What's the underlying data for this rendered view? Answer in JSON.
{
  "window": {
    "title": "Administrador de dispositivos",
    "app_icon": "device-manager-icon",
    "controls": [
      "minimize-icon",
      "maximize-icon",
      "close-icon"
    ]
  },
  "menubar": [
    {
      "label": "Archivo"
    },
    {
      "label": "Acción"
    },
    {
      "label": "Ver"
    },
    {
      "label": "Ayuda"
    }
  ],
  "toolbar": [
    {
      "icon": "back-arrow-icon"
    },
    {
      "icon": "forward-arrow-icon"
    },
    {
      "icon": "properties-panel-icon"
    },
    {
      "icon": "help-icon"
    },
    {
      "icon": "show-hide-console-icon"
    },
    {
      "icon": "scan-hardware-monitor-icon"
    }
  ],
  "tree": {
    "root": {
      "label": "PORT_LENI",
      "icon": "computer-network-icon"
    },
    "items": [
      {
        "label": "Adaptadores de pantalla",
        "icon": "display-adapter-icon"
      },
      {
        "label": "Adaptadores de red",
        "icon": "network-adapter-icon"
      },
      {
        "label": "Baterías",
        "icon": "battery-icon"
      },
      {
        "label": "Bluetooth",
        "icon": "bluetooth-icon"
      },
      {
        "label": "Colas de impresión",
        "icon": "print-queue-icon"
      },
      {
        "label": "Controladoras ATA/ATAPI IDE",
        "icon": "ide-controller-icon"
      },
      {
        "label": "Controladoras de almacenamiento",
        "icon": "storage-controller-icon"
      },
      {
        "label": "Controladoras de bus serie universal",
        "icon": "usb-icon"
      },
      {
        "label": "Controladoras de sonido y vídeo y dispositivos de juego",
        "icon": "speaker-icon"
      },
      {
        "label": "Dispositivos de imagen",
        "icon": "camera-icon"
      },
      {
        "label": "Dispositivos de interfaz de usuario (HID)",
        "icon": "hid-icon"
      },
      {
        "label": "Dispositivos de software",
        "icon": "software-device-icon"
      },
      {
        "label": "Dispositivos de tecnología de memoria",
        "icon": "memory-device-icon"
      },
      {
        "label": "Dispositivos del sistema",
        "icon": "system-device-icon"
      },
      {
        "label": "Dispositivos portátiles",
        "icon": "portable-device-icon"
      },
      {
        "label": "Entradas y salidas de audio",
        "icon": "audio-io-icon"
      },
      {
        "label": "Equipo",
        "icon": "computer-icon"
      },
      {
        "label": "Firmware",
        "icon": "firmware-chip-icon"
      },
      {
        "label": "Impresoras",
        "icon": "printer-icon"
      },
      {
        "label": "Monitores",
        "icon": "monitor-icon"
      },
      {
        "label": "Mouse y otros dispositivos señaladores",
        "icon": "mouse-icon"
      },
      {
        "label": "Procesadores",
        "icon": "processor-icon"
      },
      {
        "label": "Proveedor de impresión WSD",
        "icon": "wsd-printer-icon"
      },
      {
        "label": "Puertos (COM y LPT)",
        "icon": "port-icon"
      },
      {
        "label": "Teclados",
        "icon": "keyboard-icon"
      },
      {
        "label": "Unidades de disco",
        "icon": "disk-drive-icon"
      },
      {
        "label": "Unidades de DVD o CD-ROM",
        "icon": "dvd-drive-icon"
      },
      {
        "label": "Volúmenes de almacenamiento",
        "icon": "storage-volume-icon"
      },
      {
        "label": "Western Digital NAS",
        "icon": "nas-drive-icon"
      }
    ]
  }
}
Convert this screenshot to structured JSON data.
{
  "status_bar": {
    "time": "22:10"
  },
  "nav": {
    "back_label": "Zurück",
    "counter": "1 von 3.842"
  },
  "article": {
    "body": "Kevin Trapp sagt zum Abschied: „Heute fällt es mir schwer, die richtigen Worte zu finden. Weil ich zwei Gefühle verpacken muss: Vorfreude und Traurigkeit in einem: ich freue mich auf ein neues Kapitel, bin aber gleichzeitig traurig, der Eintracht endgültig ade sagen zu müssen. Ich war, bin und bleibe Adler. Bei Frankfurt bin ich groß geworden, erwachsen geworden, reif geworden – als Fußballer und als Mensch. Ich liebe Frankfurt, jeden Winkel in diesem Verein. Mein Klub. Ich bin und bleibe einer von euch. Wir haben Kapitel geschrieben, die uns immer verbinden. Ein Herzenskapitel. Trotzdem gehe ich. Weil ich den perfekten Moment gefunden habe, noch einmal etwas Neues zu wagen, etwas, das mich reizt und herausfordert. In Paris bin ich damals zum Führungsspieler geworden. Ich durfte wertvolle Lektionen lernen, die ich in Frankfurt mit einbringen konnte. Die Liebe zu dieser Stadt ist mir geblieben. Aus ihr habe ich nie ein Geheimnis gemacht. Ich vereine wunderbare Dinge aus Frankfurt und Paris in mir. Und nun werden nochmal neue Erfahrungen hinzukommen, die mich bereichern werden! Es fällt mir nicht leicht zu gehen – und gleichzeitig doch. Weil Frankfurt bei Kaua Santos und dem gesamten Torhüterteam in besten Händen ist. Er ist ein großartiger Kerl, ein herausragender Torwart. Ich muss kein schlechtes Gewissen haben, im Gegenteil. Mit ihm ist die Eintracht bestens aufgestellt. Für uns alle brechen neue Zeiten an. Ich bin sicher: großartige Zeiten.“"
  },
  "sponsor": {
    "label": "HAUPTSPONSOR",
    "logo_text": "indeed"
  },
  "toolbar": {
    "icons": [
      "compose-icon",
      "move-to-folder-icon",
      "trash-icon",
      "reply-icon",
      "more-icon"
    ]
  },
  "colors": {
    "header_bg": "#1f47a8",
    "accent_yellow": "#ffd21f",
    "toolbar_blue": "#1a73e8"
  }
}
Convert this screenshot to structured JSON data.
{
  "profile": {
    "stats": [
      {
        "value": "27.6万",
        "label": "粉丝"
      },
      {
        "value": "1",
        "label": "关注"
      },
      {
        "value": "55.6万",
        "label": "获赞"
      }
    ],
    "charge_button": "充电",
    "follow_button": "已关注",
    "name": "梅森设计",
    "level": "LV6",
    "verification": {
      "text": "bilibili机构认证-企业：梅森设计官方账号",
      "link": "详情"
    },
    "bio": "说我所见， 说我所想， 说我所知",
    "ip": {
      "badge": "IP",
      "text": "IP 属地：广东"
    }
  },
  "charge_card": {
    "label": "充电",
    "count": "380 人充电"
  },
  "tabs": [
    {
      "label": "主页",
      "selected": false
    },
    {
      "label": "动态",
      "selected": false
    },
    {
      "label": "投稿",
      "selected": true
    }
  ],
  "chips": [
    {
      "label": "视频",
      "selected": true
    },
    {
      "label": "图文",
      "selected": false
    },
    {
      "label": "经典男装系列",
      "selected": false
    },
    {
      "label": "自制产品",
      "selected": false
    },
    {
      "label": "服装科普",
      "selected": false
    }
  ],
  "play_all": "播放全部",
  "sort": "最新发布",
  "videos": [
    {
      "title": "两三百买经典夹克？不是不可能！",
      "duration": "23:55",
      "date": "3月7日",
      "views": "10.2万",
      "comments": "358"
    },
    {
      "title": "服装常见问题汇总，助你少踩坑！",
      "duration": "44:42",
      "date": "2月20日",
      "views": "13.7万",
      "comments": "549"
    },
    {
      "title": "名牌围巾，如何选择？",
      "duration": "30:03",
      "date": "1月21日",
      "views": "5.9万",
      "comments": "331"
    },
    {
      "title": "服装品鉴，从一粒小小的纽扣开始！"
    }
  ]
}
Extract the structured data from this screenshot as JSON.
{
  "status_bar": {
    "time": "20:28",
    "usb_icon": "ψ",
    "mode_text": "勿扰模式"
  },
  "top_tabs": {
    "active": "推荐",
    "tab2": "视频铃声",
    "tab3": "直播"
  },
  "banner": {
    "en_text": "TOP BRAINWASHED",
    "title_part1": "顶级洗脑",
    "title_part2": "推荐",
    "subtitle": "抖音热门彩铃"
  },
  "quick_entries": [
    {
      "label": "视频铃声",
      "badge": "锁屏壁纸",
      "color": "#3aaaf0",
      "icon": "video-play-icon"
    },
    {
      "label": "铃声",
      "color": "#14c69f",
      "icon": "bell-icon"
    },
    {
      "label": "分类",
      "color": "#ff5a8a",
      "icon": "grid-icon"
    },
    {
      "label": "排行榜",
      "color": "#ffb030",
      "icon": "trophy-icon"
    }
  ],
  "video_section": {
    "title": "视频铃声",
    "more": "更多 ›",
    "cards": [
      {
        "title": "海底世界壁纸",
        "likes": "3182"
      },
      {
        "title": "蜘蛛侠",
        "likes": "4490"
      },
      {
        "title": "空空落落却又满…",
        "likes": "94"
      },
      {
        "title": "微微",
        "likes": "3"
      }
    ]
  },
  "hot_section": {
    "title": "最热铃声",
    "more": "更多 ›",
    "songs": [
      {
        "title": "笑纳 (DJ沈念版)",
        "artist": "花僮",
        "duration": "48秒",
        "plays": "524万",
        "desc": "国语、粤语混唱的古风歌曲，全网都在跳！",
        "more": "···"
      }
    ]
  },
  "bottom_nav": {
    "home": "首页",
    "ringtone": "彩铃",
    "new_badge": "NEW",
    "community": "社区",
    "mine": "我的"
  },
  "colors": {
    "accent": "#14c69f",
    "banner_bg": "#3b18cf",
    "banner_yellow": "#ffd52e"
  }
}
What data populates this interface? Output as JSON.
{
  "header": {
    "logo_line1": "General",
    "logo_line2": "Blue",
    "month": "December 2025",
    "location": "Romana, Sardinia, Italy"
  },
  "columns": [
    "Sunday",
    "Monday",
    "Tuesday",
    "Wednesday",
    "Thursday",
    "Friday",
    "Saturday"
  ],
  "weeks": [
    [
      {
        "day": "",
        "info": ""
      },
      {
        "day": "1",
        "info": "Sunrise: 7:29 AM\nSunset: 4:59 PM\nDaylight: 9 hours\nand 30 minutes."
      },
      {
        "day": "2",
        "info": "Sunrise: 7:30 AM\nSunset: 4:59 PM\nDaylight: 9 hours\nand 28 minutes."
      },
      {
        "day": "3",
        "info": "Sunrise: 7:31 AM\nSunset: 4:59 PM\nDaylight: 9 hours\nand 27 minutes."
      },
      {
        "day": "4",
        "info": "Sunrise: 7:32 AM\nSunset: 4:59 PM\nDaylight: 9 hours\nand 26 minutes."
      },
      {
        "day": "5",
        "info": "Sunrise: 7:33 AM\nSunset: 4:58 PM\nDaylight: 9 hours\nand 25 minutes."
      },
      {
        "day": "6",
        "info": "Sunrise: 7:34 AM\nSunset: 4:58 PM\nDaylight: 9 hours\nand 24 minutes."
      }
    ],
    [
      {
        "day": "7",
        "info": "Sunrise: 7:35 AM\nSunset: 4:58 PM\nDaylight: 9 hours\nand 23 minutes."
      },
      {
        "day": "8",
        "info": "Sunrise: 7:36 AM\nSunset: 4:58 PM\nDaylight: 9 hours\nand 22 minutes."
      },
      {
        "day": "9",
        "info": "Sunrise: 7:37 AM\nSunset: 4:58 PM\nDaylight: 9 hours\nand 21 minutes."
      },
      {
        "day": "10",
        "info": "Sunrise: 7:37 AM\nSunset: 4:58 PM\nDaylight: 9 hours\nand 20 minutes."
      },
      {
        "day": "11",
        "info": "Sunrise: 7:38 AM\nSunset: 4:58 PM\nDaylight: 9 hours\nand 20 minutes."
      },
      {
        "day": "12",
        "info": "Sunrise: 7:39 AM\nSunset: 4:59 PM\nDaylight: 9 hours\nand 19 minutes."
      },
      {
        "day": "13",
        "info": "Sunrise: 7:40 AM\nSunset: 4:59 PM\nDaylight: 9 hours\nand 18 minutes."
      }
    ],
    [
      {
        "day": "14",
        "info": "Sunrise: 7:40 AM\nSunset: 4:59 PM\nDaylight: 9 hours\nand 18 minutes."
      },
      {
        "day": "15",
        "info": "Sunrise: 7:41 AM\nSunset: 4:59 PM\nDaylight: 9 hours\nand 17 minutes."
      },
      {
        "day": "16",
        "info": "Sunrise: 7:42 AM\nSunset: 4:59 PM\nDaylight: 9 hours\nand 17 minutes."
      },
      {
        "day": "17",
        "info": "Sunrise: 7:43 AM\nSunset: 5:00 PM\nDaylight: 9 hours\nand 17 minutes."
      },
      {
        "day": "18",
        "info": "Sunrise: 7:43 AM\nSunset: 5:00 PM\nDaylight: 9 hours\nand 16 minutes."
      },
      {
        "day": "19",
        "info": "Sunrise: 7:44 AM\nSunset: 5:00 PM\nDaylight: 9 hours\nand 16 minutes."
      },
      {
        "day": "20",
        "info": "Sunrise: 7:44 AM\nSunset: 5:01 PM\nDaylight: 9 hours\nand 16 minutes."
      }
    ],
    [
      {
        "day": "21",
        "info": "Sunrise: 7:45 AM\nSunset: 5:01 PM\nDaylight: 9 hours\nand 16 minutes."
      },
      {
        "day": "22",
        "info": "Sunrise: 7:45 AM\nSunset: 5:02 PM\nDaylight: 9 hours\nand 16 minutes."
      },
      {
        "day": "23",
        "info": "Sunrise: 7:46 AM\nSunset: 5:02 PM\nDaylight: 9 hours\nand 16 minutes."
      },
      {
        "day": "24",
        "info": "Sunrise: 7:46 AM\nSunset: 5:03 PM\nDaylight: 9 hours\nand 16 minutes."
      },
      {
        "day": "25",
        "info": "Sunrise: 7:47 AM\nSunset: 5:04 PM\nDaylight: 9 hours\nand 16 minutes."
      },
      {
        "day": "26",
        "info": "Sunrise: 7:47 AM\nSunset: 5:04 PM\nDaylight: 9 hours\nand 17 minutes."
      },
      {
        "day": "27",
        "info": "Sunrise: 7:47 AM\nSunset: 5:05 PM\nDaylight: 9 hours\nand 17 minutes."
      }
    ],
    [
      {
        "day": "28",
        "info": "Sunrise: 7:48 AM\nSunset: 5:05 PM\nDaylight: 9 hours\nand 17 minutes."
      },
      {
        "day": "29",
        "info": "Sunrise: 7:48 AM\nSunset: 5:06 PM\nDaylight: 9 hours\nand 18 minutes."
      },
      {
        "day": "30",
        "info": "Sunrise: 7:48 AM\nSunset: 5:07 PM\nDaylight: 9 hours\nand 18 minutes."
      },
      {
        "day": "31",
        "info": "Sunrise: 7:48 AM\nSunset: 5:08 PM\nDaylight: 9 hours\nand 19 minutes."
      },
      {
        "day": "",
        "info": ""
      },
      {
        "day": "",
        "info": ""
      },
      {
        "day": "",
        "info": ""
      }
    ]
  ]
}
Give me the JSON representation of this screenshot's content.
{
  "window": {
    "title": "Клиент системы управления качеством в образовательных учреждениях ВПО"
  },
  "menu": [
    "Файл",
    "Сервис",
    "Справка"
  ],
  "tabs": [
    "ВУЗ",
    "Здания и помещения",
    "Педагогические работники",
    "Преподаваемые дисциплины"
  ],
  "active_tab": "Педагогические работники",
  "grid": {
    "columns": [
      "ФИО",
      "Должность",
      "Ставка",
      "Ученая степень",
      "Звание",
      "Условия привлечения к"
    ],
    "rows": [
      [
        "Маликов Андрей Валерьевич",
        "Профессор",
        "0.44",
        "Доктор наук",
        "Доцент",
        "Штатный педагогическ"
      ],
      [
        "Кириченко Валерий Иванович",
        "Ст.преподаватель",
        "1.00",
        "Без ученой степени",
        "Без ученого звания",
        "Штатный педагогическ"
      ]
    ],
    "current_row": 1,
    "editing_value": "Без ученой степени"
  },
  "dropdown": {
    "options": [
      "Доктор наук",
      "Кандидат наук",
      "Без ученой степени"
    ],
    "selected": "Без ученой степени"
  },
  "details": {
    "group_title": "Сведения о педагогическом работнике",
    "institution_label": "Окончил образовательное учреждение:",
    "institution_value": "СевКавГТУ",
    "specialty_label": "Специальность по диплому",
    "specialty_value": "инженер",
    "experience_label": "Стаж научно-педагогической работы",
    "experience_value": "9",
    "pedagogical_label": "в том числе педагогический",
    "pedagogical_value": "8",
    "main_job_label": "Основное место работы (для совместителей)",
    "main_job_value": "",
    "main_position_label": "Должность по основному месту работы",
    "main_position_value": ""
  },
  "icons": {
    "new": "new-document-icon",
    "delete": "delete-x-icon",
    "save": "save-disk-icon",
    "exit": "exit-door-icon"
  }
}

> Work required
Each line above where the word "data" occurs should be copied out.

> Solved problem
What's the underlying data for this rendered view? Answer in JSON.
Convert this screenshot to structured JSON data.
Convert this screenshot to structured JSON data.
Extract the structured data from this screenshot as JSON.
What data populates this interface? Output as JSON.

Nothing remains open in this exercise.